== Segment start ==

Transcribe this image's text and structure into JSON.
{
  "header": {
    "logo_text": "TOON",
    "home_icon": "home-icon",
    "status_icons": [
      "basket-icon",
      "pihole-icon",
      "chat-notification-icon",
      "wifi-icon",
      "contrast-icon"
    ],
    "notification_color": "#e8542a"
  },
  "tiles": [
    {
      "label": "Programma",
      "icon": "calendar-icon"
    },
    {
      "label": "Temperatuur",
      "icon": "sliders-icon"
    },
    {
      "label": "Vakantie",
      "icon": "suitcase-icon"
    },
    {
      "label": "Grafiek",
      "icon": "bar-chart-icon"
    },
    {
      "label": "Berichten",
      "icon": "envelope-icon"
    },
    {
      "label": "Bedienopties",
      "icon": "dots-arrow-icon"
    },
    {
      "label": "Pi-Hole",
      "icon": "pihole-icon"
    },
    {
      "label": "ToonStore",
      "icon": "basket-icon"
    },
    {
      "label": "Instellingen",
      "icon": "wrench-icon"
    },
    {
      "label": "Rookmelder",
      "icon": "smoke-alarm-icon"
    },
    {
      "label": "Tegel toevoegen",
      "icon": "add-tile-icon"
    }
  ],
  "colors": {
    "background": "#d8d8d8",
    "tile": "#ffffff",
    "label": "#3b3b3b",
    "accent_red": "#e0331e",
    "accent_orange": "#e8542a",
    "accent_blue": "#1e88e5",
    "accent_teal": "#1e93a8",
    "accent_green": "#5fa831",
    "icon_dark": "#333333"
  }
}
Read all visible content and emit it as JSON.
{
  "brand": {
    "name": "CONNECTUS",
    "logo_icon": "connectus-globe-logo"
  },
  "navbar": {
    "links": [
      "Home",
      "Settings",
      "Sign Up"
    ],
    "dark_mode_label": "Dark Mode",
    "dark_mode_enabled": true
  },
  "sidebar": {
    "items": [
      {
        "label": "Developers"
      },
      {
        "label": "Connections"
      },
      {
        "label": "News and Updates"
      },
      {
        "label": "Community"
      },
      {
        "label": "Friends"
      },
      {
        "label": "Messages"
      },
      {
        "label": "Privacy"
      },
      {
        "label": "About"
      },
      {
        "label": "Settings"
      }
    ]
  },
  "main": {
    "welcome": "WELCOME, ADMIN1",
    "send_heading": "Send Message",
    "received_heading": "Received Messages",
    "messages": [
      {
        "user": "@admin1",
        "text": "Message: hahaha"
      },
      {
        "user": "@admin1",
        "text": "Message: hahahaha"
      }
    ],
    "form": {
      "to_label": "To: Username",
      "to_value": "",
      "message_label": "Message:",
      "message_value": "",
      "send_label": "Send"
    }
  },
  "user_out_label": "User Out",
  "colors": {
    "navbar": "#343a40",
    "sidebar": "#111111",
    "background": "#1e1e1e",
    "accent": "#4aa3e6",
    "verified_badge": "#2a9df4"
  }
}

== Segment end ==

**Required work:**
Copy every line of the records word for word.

**Reply:**
Transcribe this image's text and structure into JSON.
{
  "header": {
    "logo_text": "TOON",
    "home_icon": "home-icon",
    "status_icons": [
      "basket-icon",
      "pihole-icon",
      "chat-notification-icon",
      "wifi-icon",
      "contrast-icon"
    ],
    "notification_color": "#e8542a"
  },
  "tiles": [
    {
      "label": "Programma",
      "icon": "calendar-icon"
    },
    {
      "label": "Temperatuur",
      "icon": "sliders-icon"
    },
    {
      "label": "Vakantie",
      "icon": "suitcase-icon"
    },
    {
      "label": "Grafiek",
      "icon": "bar-chart-icon"
    },
    {
      "label": "Berichten",
      "icon": "envelope-icon"
    },
    {
      "label": "Bedienopties",
      "icon": "dots-arrow-icon"
    },
    {
      "label": "Pi-Hole",
      "icon": "pihole-icon"
    },
    {
      "label": "ToonStore",
      "icon": "basket-icon"
    },
    {
      "label": "Instellingen",
      "icon": "wrench-icon"
    },
    {
      "label": "Rookmelder",
      "icon": "smoke-alarm-icon"
    },
    {
      "label": "Tegel toevoegen",
      "icon": "add-tile-icon"
    }
  ],
  "colors": {
    "background": "#d8d8d8",
    "tile": "#ffffff",
    "label": "#3b3b3b",
    "accent_red": "#e0331e",
    "accent_orange": "#e8542a",
    "accent_blue": "#1e88e5",
    "accent_teal": "#1e93a8",
    "accent_green": "#5fa831",
    "icon_dark": "#333333"
  }
}
Read all visible content and emit it as JSON.
{
  "brand": {
    "name": "CONNECTUS",
    "logo_icon": "connectus-globe-logo"
  },
  "navbar": {
    "links": [
      "Home",
      "Settings",
      "Sign Up"
    ],
    "dark_mode_label": "Dark Mode",
    "dark_mode_enabled": true
  },
  "sidebar": {
    "items": [
      {
        "label": "Developers"
      },
      {
        "label": "Connections"
      },
      {
        "label": "News and Updates"
      },
      {
        "label": "Community"
      },
      {
        "label": "Friends"
      },
      {
        "label": "Messages"
      },
      {
        "label": "Privacy"
      },
      {
        "label": "About"
      },
      {
        "label": "Settings"
      }
    ]
  },
  "main": {
    "welcome": "WELCOME, ADMIN1",
    "send_heading": "Send Message",
    "received_heading": "Received Messages",
    "messages": [
      {
        "user": "@admin1",
        "text": "Message: hahaha"
      },
      {
        "user": "@admin1",
        "text": "Message: hahahaha"
      }
    ],
    "form": {
      "to_label": "To: Username",
      "to_value": "",
      "message_label": "Message:",
      "message_value": "",
      "send_label": "Send"
    }
  },
  "user_out_label": "User Out",
  "colors": {
    "navbar": "#343a40",
    "sidebar": "#111111",
    "background": "#1e1e1e",
    "accent": "#4aa3e6",
    "verified_badge": "#2a9df4"
  }
}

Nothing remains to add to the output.